Written by By Kate Bryan, Special to CNN
Kate Bryan is Fair Director of Art15, London's global art fair, which runs from 21 to 23 May at Olympia in Kensington. The views expressed in this commentary are solely those of the author.
There is no doubt the art world can be intimidating. I wish this wasn't the case.
I meet people all the time that say they love art but qualify it with "I don't know anything about it though" in embarrassed tones.
By contrast, we would never talk about a book, play or concert we loved and bracket it with a caution we knew nothing about literature or music. Everyone is absolutely entitled and capable of discovering art and letting it illuminate their world.
Here's how to get the most out of your time, money and energy no matter where you are on your personal art journey.
Art15 fair director Kate Bryan.
Art15 fair director Kate Bryan. Credit: Courtesy Art15

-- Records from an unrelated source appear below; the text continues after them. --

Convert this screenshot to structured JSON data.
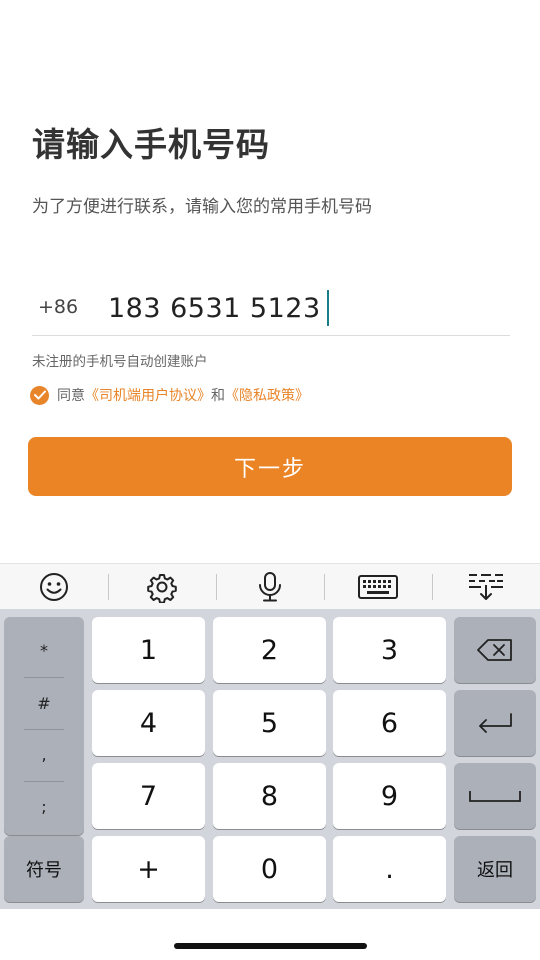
{
  "page": {
    "title": "请输入手机号码",
    "subtitle": "为了方便进行联系，请输入您的常用手机号码"
  },
  "phone": {
    "country_code": "+86",
    "value": "183 6531 5123"
  },
  "hint": "未注册的手机号自动创建账户",
  "agreement": {
    "prefix": "同意",
    "user_agreement": "《司机端用户协议》",
    "conjunction": "和",
    "privacy_policy": "《隐私政策》",
    "checked": true
  },
  "next_button": "下一步",
  "keyboard_toolbar": {
    "icons": [
      "smiley-icon",
      "gear-icon",
      "microphone-icon",
      "keyboard-icon",
      "hide-keyboard-icon"
    ]
  },
  "keyboard": {
    "symbols": [
      "*",
      "#",
      ",",
      ";"
    ],
    "digits": [
      "1",
      "2",
      "3",
      "4",
      "5",
      "6",
      "7",
      "8",
      "9"
    ],
    "symbol_key": "符号",
    "plus_key": "+",
    "zero_key": "0",
    "dot_key": ".",
    "return_key": "返回"
  },
  "colors": {
    "accent": "#ea8425",
    "caret": "#1a7e8a"
  }
}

Do your homework

It takes time to cultivate a sense of your personal taste. Whether you like bright abstract painting, somber etchings or surreal photography, it's important that you don't cut your choices off before you have even started.
Every major city is an incredible hub for art -- institutionally whether it's the Museum of Modern Art or the Tate, or even on the street where you might discover a Banksy.
Art fairs are great because you get a huge amount of ideas and content in one place. Don't be shy - ask questions and seek the advice a few different consultants, advisers or dealers.

Buy what you love

It's not an exact science: pay attention to how art makes you feel. People often say artworks stimulate adrenalin when we like them -- a quicker pulse, a sensation to act fast and share your discovery - watch out for that excited feeling when your passion is ignited.
Of course, it's always good to think intelligently when buying (for example, what has the artist done before and who else is collecting the work and writing about it?). However, you can't know for sure that your work will increase in value. If you love looking at it on your wall everyday, that is value enough for now.

Know your limits

You absolutely don't need to be a millionaire to buy artworks.
At Art15 the exhibitors -- who represent 500 artists from over 60 countries -- have artworks that start from £500 and go all the way up to over one million pounds.
This means that whether you are an art collector with an established private collection or someone who has never visited an art fair, there is something for everyone.

Think big and broad

Art works aren't just paintings!
The art world encompasses sculpture, design, photography, installation, mixed media and everything in between.
My tastes are diverse. On the one hand I love conceptual work by artists such as Miriam Elia, who creates witty editions with Jealous Gallery, but I also crave the luscious textural paintings by Zhu Jinshi at Pearl Lam Galleries. It's exciting to think about how sculpture might fit in, so I'll be visiting the sculpture specialist William Benington Gallery.

Know where to look

Yes, galleries are commercial enterprises but the best ones are absolutely fundamental to the creative process. They work closely with their artists to provide financial, promotional and even emotional support.
Look out for passionate art dealers who know the work inside and out and work closely with their artists. They will be a key part of that artist's future credibility and longevity.
And avoid those that talk in terms more akin to transactions and products.